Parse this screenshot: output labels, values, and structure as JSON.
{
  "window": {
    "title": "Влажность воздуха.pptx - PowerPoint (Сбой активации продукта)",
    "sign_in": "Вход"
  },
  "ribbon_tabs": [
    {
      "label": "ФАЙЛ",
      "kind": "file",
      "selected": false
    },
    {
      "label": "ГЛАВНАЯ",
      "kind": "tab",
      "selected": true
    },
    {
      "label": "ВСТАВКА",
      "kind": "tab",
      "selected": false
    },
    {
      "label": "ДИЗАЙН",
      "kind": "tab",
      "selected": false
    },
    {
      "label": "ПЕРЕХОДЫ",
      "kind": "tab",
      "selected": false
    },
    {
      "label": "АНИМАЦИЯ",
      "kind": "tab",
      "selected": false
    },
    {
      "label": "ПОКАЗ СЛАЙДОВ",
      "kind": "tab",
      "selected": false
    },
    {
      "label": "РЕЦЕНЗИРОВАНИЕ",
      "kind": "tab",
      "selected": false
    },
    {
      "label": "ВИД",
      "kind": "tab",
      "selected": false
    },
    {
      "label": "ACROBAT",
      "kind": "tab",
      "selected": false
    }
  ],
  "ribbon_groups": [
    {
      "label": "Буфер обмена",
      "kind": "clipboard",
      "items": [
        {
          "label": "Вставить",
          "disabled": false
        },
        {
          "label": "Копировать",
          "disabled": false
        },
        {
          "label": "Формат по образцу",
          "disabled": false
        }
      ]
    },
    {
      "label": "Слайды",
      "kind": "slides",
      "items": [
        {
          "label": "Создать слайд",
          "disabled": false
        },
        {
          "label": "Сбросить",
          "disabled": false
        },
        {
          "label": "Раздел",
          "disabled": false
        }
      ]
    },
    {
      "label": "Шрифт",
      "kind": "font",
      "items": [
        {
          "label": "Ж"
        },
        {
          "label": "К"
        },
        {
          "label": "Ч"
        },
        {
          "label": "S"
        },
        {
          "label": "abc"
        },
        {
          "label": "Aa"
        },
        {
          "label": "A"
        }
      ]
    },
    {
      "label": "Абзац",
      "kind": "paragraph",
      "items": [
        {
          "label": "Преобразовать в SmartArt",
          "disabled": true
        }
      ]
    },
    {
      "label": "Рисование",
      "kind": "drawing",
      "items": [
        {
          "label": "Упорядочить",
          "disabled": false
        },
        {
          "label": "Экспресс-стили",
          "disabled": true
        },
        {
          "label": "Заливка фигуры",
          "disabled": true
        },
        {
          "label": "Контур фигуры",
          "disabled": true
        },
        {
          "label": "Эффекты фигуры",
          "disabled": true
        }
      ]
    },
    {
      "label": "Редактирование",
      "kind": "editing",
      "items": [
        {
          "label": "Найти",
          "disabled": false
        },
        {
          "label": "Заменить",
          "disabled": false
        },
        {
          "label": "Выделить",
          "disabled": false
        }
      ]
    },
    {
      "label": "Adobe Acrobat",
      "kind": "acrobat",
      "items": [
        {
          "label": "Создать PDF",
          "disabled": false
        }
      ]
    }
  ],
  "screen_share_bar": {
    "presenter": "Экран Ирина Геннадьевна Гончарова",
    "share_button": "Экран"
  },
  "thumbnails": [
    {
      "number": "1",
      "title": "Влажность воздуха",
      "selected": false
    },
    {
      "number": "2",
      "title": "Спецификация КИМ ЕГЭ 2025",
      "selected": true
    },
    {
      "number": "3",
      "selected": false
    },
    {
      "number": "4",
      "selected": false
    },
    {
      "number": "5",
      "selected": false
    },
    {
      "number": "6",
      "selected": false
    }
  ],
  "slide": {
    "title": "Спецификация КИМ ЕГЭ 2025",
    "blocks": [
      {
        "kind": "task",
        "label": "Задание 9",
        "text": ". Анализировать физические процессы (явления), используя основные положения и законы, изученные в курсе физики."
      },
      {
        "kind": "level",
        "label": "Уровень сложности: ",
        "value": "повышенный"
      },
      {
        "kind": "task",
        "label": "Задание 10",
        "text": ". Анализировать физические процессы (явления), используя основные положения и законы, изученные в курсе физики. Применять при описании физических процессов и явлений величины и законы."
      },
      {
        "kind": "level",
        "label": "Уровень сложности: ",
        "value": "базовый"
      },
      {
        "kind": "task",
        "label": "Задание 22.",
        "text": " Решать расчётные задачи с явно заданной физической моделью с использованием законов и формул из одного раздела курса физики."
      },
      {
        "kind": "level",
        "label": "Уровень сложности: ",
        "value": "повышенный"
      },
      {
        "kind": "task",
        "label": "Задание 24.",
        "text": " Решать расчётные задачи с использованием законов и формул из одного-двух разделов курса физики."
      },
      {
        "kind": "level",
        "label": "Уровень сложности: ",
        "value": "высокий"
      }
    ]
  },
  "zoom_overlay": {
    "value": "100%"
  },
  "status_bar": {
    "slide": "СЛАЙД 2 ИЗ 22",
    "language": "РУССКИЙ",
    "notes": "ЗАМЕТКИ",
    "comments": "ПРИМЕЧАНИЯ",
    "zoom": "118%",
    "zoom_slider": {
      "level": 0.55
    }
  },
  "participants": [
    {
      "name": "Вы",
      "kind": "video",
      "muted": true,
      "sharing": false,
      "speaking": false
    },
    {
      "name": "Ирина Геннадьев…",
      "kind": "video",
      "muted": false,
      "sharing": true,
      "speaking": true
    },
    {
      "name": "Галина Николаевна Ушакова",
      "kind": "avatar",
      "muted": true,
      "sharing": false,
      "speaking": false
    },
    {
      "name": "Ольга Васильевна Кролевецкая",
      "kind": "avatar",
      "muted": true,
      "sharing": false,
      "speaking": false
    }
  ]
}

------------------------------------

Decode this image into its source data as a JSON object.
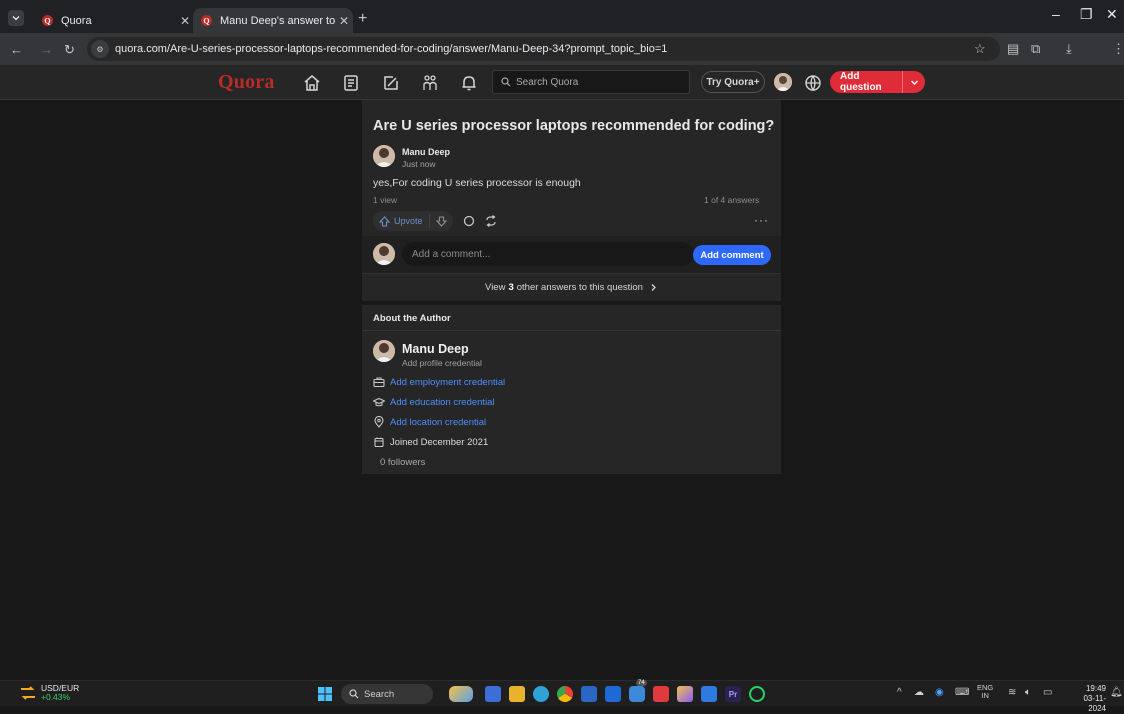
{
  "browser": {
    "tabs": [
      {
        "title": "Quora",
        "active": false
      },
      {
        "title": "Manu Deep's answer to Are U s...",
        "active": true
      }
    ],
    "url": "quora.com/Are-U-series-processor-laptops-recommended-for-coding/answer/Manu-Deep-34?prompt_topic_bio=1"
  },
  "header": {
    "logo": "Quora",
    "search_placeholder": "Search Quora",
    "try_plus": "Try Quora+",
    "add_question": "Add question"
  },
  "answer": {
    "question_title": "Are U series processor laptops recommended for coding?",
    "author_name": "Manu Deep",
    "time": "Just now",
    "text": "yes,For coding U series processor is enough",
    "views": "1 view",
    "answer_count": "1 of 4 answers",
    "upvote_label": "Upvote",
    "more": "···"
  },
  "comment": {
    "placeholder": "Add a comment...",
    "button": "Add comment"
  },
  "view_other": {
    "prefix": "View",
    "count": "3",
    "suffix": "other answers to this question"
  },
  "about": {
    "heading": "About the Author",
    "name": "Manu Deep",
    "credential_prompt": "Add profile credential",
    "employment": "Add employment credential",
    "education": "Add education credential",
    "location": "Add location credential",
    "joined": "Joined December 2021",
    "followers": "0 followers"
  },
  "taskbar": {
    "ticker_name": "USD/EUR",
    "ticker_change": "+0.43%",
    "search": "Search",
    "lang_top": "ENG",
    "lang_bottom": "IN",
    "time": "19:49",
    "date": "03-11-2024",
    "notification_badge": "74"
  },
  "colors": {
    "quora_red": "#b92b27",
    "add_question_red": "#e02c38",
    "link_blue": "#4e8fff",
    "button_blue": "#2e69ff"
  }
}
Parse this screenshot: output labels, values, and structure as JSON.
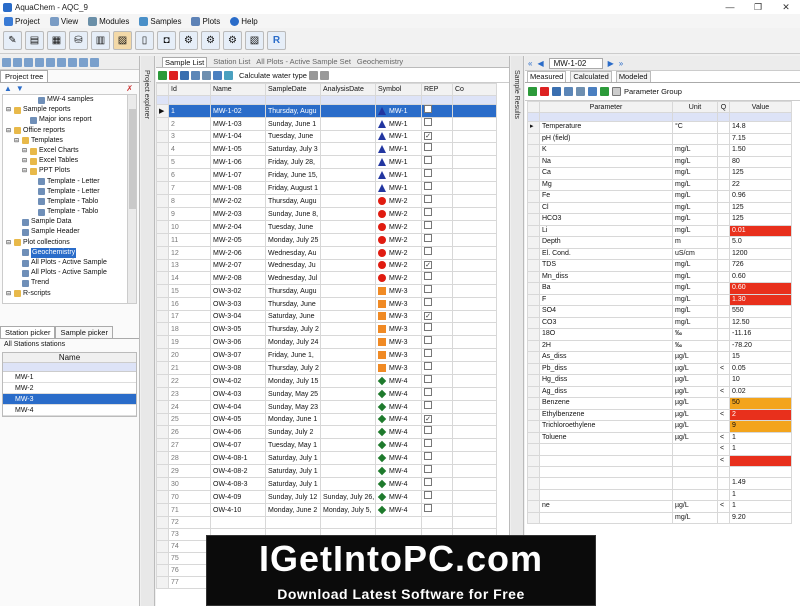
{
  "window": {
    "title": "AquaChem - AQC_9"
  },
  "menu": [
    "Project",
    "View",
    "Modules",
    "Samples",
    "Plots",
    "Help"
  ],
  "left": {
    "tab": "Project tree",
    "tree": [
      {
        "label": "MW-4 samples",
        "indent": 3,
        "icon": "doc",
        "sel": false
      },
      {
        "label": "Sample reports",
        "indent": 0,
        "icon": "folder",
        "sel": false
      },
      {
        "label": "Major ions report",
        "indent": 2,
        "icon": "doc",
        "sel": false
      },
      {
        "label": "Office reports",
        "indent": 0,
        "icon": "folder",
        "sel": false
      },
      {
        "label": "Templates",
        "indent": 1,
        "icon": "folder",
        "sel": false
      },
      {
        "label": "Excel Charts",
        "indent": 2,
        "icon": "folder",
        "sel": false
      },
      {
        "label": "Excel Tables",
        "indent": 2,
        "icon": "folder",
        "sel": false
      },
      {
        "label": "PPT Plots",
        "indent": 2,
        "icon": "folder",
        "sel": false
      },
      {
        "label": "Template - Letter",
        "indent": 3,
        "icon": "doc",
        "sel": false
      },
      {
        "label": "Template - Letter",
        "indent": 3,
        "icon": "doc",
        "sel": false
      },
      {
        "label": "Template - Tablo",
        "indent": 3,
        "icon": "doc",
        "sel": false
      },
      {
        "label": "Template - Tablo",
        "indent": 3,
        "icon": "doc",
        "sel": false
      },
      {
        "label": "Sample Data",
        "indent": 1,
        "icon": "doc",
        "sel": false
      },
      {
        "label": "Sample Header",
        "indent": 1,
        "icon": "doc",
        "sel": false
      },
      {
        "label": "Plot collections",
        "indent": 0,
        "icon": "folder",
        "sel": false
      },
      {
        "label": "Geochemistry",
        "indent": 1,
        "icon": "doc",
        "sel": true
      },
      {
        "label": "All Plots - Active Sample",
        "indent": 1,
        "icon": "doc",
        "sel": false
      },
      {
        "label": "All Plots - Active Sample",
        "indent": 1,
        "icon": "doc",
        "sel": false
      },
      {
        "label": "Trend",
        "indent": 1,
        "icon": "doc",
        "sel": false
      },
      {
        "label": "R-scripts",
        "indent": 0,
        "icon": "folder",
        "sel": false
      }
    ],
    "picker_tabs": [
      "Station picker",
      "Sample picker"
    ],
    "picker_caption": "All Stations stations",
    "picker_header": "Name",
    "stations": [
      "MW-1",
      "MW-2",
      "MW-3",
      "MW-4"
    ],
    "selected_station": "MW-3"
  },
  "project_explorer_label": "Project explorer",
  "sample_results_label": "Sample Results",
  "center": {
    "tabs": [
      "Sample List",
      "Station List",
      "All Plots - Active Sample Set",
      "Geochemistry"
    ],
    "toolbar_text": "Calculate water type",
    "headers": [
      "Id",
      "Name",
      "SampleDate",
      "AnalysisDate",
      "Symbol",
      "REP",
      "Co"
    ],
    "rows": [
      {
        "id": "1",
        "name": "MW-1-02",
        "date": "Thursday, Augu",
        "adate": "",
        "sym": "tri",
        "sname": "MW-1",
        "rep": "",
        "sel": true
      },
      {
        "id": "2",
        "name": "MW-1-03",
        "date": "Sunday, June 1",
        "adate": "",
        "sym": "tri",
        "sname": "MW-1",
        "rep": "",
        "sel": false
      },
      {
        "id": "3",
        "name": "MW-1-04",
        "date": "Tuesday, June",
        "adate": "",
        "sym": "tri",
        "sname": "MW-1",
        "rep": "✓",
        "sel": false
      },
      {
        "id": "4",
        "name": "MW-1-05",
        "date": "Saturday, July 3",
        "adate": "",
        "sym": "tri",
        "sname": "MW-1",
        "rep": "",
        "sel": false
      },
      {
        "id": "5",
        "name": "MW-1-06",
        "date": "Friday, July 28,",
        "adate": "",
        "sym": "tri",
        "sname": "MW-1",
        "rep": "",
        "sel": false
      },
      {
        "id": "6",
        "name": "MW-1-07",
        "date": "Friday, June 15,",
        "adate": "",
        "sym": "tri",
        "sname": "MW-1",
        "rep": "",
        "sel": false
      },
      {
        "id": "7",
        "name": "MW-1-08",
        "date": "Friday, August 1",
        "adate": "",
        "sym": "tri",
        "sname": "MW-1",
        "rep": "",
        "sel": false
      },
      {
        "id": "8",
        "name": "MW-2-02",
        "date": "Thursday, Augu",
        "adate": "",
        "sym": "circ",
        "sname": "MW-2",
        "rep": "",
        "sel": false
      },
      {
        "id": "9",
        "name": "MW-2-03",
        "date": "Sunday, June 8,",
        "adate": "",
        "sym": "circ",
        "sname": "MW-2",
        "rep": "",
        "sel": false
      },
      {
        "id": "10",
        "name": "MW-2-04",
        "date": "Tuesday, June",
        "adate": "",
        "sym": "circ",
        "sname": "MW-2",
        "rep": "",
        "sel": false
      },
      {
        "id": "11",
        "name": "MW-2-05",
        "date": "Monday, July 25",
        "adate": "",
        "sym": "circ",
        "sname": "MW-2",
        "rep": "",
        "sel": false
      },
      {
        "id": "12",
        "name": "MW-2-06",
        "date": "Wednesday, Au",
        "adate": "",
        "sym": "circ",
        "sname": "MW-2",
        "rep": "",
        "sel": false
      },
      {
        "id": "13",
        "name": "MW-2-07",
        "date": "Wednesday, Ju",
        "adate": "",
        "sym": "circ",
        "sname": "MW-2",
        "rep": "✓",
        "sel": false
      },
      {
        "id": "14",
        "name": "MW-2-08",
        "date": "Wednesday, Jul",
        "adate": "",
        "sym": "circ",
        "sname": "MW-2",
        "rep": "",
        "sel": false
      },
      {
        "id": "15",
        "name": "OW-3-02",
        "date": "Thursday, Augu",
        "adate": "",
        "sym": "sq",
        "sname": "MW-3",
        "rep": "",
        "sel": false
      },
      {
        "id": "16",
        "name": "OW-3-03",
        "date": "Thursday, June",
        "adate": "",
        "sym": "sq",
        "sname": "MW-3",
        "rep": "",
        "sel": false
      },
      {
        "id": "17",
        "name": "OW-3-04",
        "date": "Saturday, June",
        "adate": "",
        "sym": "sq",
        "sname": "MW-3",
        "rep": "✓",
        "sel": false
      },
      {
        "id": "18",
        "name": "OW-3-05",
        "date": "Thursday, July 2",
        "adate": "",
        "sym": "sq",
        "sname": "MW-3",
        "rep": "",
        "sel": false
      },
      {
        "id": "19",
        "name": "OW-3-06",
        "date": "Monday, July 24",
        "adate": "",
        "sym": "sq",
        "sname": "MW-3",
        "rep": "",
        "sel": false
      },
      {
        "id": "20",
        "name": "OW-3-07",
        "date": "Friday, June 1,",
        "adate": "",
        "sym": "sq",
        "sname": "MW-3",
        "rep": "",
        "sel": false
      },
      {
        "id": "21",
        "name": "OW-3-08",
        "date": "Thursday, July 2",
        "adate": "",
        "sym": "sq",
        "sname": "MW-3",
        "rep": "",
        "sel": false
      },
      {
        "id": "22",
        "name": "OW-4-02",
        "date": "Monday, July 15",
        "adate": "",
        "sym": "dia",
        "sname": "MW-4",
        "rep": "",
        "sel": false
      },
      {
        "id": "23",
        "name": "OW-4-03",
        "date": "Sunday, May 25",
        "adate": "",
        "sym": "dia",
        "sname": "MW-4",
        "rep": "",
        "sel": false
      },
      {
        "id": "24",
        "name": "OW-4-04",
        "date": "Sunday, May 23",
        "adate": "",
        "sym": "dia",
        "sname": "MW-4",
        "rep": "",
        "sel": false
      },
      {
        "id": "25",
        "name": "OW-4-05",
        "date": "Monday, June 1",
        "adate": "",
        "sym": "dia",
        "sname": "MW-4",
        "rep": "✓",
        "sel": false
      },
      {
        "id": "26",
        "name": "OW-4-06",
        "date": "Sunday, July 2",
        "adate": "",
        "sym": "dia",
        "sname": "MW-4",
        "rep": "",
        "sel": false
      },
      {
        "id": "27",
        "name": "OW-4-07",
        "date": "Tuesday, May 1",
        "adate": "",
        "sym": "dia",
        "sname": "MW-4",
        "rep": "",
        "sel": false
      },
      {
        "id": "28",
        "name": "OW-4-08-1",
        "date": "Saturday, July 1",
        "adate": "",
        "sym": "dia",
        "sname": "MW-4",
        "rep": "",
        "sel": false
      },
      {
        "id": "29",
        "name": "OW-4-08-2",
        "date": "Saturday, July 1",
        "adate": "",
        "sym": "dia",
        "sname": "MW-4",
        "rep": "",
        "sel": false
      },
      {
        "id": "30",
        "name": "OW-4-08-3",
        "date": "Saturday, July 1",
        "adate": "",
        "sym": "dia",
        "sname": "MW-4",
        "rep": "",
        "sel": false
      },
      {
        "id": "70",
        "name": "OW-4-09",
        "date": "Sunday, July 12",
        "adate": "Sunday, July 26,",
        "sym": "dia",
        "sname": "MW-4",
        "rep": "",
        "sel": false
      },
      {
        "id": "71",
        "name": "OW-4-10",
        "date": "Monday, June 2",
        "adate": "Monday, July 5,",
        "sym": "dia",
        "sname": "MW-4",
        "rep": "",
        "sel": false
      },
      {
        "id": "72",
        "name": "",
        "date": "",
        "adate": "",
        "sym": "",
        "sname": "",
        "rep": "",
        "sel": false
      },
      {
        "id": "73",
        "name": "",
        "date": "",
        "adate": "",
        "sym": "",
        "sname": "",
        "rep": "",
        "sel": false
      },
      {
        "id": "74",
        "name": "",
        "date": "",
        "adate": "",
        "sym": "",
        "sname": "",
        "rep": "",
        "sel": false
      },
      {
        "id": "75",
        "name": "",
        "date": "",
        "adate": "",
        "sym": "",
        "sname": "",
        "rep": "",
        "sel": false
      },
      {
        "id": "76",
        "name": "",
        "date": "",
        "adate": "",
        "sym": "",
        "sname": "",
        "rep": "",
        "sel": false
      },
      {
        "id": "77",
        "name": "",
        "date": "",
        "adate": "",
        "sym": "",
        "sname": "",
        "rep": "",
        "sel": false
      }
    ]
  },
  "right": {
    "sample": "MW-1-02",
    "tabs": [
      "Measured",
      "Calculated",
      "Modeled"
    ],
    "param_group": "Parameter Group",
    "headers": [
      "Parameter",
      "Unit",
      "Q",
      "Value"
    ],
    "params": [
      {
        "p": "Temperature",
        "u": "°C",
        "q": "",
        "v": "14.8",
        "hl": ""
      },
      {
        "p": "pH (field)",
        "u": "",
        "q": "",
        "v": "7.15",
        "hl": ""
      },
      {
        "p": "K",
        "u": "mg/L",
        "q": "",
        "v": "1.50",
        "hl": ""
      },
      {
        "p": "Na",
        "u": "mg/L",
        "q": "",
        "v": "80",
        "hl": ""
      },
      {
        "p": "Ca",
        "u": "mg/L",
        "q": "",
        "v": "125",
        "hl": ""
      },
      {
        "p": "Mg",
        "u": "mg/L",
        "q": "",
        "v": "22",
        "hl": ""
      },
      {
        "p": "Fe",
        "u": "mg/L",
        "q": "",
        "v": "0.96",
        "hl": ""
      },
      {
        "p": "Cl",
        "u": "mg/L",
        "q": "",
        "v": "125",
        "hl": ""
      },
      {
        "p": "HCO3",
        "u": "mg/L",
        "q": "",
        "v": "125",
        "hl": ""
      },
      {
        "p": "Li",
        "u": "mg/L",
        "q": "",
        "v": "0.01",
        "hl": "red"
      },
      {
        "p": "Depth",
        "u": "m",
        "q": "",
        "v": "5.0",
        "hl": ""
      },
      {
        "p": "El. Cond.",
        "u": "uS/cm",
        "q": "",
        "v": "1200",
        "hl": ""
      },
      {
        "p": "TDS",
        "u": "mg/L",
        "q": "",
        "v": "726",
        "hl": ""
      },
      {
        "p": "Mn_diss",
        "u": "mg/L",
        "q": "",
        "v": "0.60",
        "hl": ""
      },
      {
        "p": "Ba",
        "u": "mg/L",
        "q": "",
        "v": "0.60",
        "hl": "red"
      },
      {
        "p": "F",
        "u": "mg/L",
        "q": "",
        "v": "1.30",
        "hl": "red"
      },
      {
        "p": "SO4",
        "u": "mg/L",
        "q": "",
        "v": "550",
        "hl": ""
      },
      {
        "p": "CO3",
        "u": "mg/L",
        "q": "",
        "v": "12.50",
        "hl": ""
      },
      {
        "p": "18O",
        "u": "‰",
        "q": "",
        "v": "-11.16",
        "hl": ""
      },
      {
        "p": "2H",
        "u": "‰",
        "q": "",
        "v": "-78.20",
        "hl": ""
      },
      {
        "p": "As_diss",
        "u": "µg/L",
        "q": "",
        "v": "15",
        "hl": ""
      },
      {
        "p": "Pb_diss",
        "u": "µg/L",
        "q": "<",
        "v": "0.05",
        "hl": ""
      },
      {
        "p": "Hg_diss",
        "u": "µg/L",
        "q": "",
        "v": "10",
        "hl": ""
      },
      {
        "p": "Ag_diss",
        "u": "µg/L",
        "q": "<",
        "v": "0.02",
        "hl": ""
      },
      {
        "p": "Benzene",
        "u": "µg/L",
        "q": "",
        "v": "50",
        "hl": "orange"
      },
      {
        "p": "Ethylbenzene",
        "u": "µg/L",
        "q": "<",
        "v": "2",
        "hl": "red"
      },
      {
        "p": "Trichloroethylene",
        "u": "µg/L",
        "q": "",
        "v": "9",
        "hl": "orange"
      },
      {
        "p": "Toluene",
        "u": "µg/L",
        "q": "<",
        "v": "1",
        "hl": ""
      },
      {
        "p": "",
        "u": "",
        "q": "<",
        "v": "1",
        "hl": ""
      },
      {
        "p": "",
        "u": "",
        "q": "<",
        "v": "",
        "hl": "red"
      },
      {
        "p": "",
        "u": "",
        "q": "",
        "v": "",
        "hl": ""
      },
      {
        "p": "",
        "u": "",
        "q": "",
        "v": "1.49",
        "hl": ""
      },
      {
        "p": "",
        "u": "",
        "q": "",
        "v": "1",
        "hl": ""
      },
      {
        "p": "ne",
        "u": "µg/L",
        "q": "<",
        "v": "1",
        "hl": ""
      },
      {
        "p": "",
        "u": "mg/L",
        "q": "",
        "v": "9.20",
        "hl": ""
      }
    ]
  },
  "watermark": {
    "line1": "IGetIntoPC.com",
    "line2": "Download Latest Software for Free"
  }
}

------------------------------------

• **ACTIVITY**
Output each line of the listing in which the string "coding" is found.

• **SOLUTION FOR THIS EXERCISE**
    "url": "quora.com/Are-U-series-processor-laptops-recommended-for-coding/answer/Manu-Deep-34?prompt_topic_bio=1"
    "question_title": "Are U series processor laptops recommended for coding?",
    "text": "yes,For coding U series processor is enough",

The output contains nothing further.